Long-lasting drug war needs new approach

Freedom New Mexico

Americans are addicted to the drug war.

Countless billions of taxpayers’ money, at all levels, has been lost
in a futile effort to keep unapproved drugs off our streets. The effort
has only raised illicit drugs’ value, and thus raised sellers’ profits
— and the extremes to which they’ll go to rake them in.

We hope President Barack Obama, who appears more reasonable and
willing to listen than his predecessor, is willing to view the issue
with an open mind, and entertain options we have been taught not to

The drug war is of particular concern along the U.S.-Mexico border,
where a large percentage of illegal drugs enter this country.
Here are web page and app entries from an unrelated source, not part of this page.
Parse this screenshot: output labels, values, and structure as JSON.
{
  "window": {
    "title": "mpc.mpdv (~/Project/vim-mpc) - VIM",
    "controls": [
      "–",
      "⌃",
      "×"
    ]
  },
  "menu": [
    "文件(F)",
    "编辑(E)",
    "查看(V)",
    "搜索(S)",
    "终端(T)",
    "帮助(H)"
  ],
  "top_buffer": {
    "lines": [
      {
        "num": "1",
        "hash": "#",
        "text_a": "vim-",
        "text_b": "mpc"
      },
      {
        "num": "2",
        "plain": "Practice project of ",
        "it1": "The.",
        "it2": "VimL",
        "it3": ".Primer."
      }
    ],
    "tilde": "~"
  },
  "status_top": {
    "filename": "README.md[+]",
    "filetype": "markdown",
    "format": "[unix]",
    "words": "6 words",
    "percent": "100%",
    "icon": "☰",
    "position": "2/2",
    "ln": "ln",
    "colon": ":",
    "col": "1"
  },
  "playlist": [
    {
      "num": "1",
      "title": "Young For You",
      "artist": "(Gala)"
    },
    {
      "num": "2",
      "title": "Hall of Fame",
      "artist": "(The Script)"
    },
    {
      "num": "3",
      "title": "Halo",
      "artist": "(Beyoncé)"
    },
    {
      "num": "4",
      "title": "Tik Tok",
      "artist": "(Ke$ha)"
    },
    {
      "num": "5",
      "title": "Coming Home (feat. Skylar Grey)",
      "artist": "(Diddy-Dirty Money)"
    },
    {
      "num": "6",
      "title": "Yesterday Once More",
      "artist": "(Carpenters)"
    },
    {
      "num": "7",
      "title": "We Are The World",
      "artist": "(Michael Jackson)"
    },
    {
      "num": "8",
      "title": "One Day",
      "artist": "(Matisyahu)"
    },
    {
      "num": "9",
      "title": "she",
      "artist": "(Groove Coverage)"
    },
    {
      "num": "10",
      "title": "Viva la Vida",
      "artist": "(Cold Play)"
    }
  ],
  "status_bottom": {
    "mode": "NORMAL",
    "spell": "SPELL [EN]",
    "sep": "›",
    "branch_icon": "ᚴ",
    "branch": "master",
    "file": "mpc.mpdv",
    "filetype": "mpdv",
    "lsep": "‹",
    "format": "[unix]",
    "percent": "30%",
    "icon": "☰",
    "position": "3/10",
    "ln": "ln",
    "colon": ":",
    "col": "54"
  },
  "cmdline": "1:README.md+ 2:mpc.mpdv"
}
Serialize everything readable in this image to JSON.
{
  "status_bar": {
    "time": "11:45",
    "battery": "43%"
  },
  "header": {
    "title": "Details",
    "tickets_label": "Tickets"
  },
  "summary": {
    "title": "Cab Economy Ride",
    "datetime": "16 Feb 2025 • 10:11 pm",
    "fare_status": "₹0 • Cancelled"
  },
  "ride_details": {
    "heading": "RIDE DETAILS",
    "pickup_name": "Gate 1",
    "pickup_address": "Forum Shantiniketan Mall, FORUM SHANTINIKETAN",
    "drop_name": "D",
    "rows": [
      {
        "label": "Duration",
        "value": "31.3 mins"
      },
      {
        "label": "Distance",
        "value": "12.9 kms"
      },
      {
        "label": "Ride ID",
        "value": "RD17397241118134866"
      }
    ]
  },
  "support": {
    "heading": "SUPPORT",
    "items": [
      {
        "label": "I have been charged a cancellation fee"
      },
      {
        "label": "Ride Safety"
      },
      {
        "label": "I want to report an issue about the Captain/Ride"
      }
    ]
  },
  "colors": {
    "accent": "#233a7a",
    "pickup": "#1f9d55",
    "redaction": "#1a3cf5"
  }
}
Violence
among competing cartels has become so fierce that the U.S. Joint Forces
Command in November warned of a “rapid and sudden collapse” of Mexico’s
government as a result of drug violence.

“How that internal conflict turns out over the next several years
will have a major impact on the stability of the Mexican state,” the
report states.

The violence is so bad the Mexican government confirmed at least
5,500 deaths to cartel wars in 2008 alone. In contrast, U.S. war deaths
in Iraq totaled 4,236 from our invasion in 2003 through last week.

Mexico reports the local Gulf Cartel, using the Zeta paramilitary
group, as the most violent, but the highest concentration of deaths is
in Ciudad Juarez, where nearly 1,600 people were killed last year.

And while the bulk of the violence is in Mexico, there is growing
concern it could spill over the border. U.S. law officials reported
last year that Zetas had authorized incursions into this country to
find and kill their targets, and the Department of Homeland Security
recently said it had developed a military “surge” strategy to deal with
border violence if it became necessary.

An alarmed El Paso, Texas, City Council recently voted unanimously
to send a letter to the White House asking that drugs be legalized,
although Mayor John Cook vetoed the resolution.

To people who have only heard of interdiction efforts,
decriminalization might seem outlandish, but it’s important to remember
that outlawing alcohol created the same rampant violence. It took
Americans just 15 years to see the error of Prohibition and repeal the
18th Amendment to the Constitution.

The drug war is in its fourth decade, and the problems of drug
prohibition are only getting worse. Officials estimate illegal drug use
and the crime that goes with it leads to about 20,000 U.S. deaths, and
cost taxpayers $98 billion, every year.

How much better might things be if some of that money were devoted
to treatment and education, instead of guns and caskets? Determining
the answer would require a whole new approach to dealing with the

Unfortunately, politicians are addicted to the votes they court by
passing laws that suggest they’re doing something about the issue.
Local governments and law enforcement officials are addicted to the
drug war money that helps them hire more people and provide more
services. And the public is addicted to constant news that its
officials are working to ensure their safety.

President Obama currently has widespread backing of a nation that
wishes him well, and supports his calls for change from the old ways of
doing things. He could take advantage of that support and at least
study new ways of addressing our drug problem. If we don’t try
something new, we’ll never know what might have actually worked.

We already know the current strategy hasn’t worked for 40 years. More of the same isn’t likely to bring different results.